## To do
For each entry in the listing, produce an exact copy.

## Data provided
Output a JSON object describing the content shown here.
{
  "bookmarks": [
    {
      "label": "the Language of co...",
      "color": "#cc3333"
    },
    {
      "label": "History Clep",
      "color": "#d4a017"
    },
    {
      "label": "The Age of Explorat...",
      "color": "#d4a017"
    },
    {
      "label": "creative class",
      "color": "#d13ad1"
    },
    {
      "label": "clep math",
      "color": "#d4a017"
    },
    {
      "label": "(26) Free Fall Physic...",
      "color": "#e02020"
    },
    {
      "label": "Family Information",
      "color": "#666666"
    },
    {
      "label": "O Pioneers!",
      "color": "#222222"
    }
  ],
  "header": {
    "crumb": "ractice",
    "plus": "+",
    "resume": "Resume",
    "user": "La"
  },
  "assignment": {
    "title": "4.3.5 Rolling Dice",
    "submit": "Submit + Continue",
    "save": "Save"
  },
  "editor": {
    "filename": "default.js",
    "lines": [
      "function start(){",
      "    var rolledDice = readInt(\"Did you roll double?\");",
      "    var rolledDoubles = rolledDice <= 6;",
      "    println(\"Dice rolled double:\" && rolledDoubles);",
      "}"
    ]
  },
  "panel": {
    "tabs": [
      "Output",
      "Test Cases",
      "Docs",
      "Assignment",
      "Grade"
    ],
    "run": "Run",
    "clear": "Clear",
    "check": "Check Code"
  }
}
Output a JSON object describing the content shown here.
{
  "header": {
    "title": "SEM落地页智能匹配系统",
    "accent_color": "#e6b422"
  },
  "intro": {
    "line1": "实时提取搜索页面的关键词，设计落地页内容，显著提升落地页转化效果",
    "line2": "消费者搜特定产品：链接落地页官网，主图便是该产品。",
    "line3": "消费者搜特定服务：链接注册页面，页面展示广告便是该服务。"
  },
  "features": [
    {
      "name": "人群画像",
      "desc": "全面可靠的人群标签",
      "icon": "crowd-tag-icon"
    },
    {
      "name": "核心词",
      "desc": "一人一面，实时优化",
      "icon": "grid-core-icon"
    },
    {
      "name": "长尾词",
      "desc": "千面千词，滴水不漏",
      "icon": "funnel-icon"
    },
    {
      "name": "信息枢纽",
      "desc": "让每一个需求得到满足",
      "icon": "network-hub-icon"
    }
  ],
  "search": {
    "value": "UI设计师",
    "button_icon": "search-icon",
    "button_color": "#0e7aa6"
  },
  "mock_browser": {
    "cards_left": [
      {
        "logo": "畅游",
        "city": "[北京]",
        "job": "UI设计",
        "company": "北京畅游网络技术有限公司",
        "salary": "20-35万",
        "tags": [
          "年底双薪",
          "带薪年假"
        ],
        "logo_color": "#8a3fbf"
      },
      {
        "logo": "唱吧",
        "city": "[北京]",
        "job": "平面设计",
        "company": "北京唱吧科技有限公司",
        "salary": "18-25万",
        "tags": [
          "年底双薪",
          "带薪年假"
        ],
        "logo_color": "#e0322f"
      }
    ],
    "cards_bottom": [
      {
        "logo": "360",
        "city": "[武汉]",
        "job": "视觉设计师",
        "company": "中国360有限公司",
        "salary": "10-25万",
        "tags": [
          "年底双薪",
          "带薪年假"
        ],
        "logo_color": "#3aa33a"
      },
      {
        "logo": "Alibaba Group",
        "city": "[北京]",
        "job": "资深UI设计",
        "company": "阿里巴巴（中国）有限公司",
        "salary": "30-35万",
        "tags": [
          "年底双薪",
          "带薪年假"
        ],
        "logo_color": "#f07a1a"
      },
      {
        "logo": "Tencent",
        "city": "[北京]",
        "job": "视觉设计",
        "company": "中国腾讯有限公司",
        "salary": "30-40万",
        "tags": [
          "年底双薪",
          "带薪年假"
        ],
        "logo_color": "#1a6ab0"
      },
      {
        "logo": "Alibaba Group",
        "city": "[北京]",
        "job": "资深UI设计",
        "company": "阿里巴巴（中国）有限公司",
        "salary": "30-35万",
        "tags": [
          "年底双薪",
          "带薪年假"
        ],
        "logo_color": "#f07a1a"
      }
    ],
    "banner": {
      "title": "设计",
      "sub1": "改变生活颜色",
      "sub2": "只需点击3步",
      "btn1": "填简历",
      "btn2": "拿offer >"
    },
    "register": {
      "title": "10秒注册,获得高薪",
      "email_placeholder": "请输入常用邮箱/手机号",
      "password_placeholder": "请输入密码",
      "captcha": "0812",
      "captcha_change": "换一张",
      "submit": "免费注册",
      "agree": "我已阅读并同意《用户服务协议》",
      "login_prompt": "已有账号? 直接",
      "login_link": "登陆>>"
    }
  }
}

## Result of the exercise
Output a JSON object describing the content shown here.
{
  "bookmarks": [
    {
      "label": "the Language of co...",
      "color": "#cc3333"
    },
    {
      "label": "History Clep",
      "color": "#d4a017"
    },
    {
      "label": "The Age of Explorat...",
      "color": "#d4a017"
    },
    {
      "label": "creative class",
      "color": "#d13ad1"
    },
    {
      "label": "clep math",
      "color": "#d4a017"
    },
    {
      "label": "(26) Free Fall Physic...",
      "color": "#e02020"
    },
    {
      "label": "Family Information",
      "color": "#666666"
    },
    {
      "label": "O Pioneers!",
      "color": "#222222"
    }
  ],
  "header": {
    "crumb": "ractice",
    "plus": "+",
    "resume": "Resume",
    "user": "La"
  },
  "assignment": {
    "title": "4.3.5 Rolling Dice",
    "submit": "Submit + Continue",
    "save": "Save"
  },
  "editor": {
    "filename": "default.js",
    "lines": [
      "function start(){",
      "    var rolledDice = readInt(\"Did you roll double?\");",
      "    var rolledDoubles = rolledDice <= 6;",
      "    println(\"Dice rolled double:\" && rolledDoubles);",
      "}"
    ]
  },
  "panel": {
    "tabs": [
      "Output",
      "Test Cases",
      "Docs",
      "Assignment",
      "Grade"
    ],
    "run": "Run",
    "clear": "Clear",
    "check": "Check Code"
  }
}
Output a JSON object describing the content shown here.
{
  "header": {
    "title": "SEM落地页智能匹配系统",
    "accent_color": "#e6b422"
  },
  "intro": {
    "line1": "实时提取搜索页面的关键词，设计落地页内容，显著提升落地页转化效果",
    "line2": "消费者搜特定产品：链接落地页官网，主图便是该产品。",
    "line3": "消费者搜特定服务：链接注册页面，页面展示广告便是该服务。"
  },
  "features": [
    {
      "name": "人群画像",
      "desc": "全面可靠的人群标签",
      "icon": "crowd-tag-icon"
    },
    {
      "name": "核心词",
      "desc": "一人一面，实时优化",
      "icon": "grid-core-icon"
    },
    {
      "name": "长尾词",
      "desc": "千面千词，滴水不漏",
      "icon": "funnel-icon"
    },
    {
      "name": "信息枢纽",
      "desc": "让每一个需求得到满足",
      "icon": "network-hub-icon"
    }
  ],
  "search": {
    "value": "UI设计师",
    "button_icon": "search-icon",
    "button_color": "#0e7aa6"
  },
  "mock_browser": {
    "cards_left": [
      {
        "logo": "畅游",
        "city": "[北京]",
        "job": "UI设计",
        "company": "北京畅游网络技术有限公司",
        "salary": "20-35万",
        "tags": [
          "年底双薪",
          "带薪年假"
        ],
        "logo_color": "#8a3fbf"
      },
      {
        "logo": "唱吧",
        "city": "[北京]",
        "job": "平面设计",
        "company": "北京唱吧科技有限公司",
        "salary": "18-25万",
        "tags": [
          "年底双薪",
          "带薪年假"
        ],
        "logo_color": "#e0322f"
      }
    ],
    "cards_bottom": [
      {
        "logo": "360",
        "city": "[武汉]",
        "job": "视觉设计师",
        "company": "中国360有限公司",
        "salary": "10-25万",
        "tags": [
          "年底双薪",
          "带薪年假"
        ],
        "logo_color": "#3aa33a"
      },
      {
        "logo": "Alibaba Group",
        "city": "[北京]",
        "job": "资深UI设计",
        "company": "阿里巴巴（中国）有限公司",
        "salary": "30-35万",
        "tags": [
          "年底双薪",
          "带薪年假"
        ],
        "logo_color": "#f07a1a"
      },
      {
        "logo": "Tencent",
        "city": "[北京]",
        "job": "视觉设计",
        "company": "中国腾讯有限公司",
        "salary": "30-40万",
        "tags": [
          "年底双薪",
          "带薪年假"
        ],
        "logo_color": "#1a6ab0"
      },
      {
        "logo": "Alibaba Group",
        "city": "[北京]",
        "job": "资深UI设计",
        "company": "阿里巴巴（中国）有限公司",
        "salary": "30-35万",
        "tags": [
          "年底双薪",
          "带薪年假"
        ],
        "logo_color": "#f07a1a"
      }
    ],
    "banner": {
      "title": "设计",
      "sub1": "改变生活颜色",
      "sub2": "只需点击3步",
      "btn1": "填简历",
      "btn2": "拿offer >"
    },
    "register": {
      "title": "10秒注册,获得高薪",
      "email_placeholder": "请输入常用邮箱/手机号",
      "password_placeholder": "请输入密码",
      "captcha": "0812",
      "captcha_change": "换一张",
      "submit": "免费注册",
      "agree": "我已阅读并同意《用户服务协议》",
      "login_prompt": "已有账号? 直接",
      "login_link": "登陆>>"
    }
  }
}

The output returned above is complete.